The Canadian government has given approval to six generic drug companies to manufacture oxycodone products. The Canadian health minister had been under pressure to forbid the generic version of OxyContin because of concerns about widespread abuse of the painkiller.
Vermont officials report an increase in heroin use, as OxyContin abuse decreases, according to the Associated Press.
Injecting the painkiller Opana ER can lead to a serious blood disorder that can result in kidney failure or death, the Food and Drug Administration announced Thursday.
The company that manufactures OxyContin is using a variety of ways to combat the abuse and diversion of prescription drugs. Purdue Pharma is monitoring drug counterfeiting and Internet distribution, analyzing pharmacy robberies and thefts, tracking the drug supply chain, and using unique tablet markings, phillyBurbs.com reports.
Simply by initiating a pre-surgical checklist comprised of the agreed-upon procedural steps, even very experienced surgical teams showed remarkable reductions in errors, untoward events, complications and deaths, says Thomas McLellan, PhD, CEO of the Treatment Research Institute.
A group of doctors and public health experts has asked the Food and Drug Administration to change prescription guidelines for opioids, to prevent prescription drug abuse, according to Reuters.
A bill to be introduced Thursday in the U.S. House would require most painkillers to have safeguards to prevent abuse, The Wall Street Journal reports.
A new study finds that OxyContin abuse has decreased now that the painkiller has been reformulated to make it more difficult to misuse. Many people who abused the drug have switched to heroin, the researchers report in this week’s New England Journal of Medicine.
The rise in popularity of the painkiller Opana illustrates the challenges facing law enforcement authorities, addiction specialists and pharmaceutical companies trying to tackle prescription drug abuse, USA Today reports.

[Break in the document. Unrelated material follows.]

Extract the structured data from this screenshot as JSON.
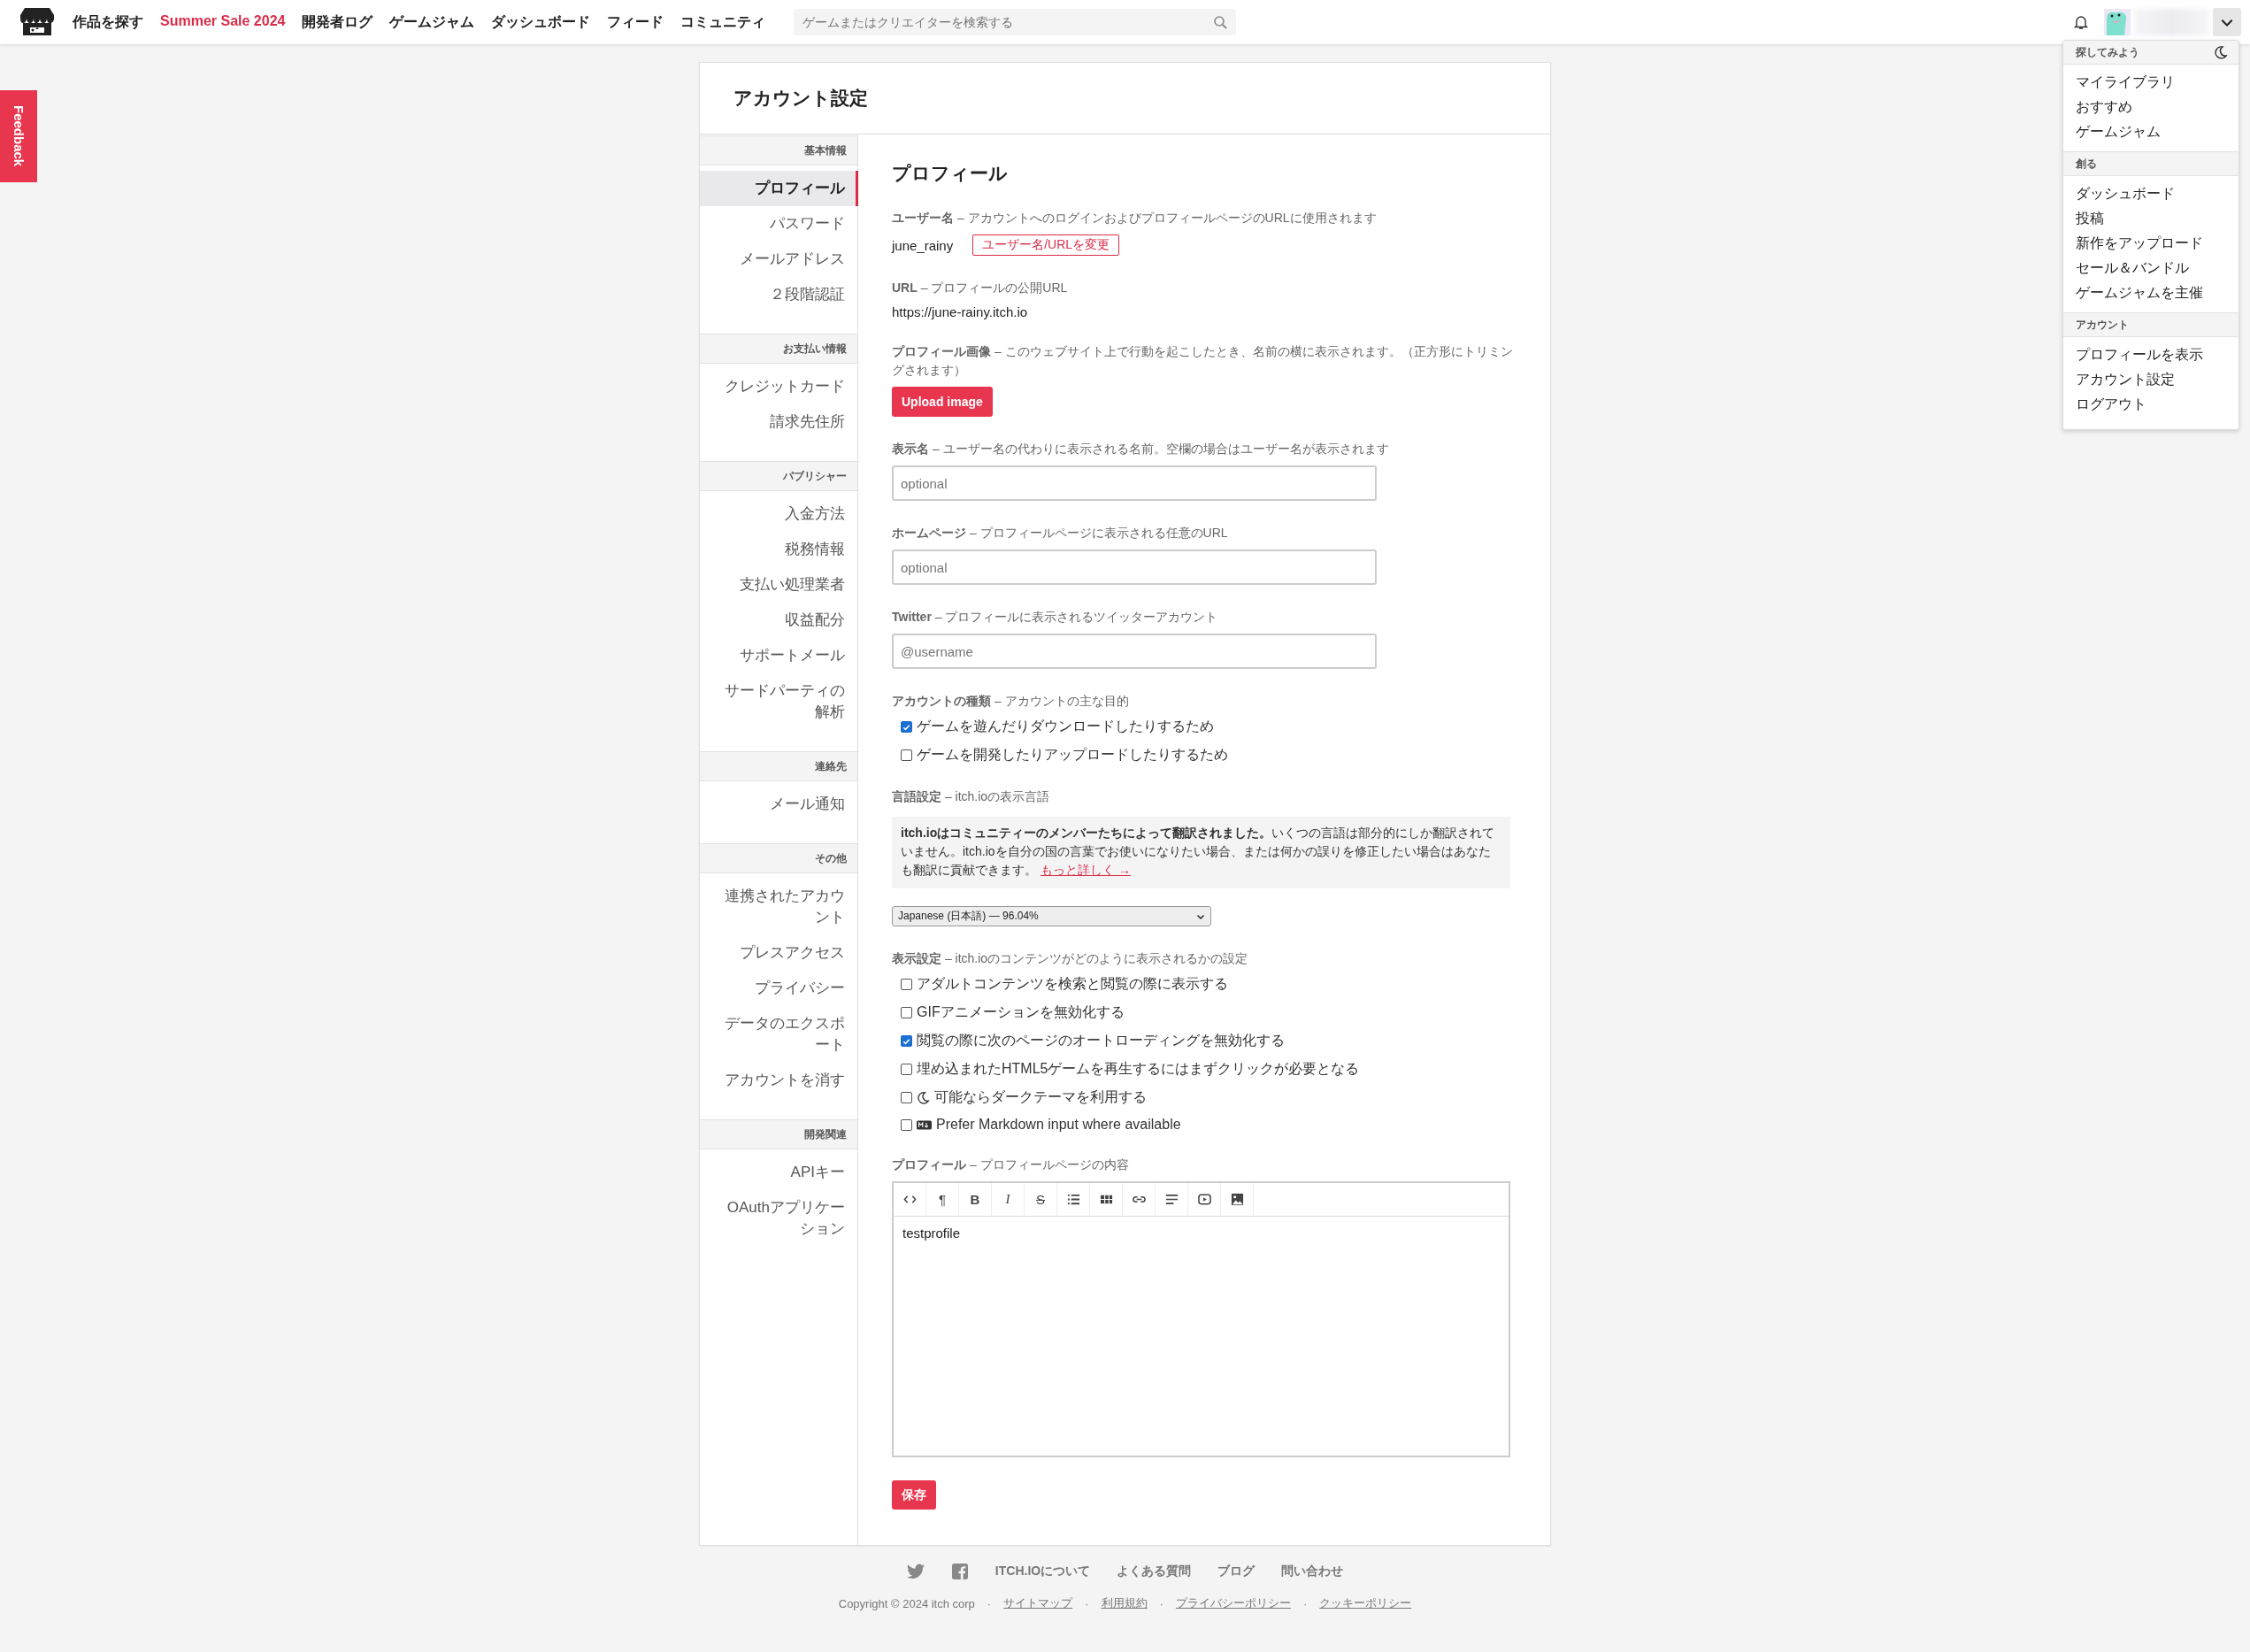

Reproduction in whole or in part of this publication is strictly prohibited without prior consent. Photographic rights remain the property of Join Together and the Partnership for Drug-Free Kids. For reproduction inquiries, please e-mail firstname.lastname@example.org.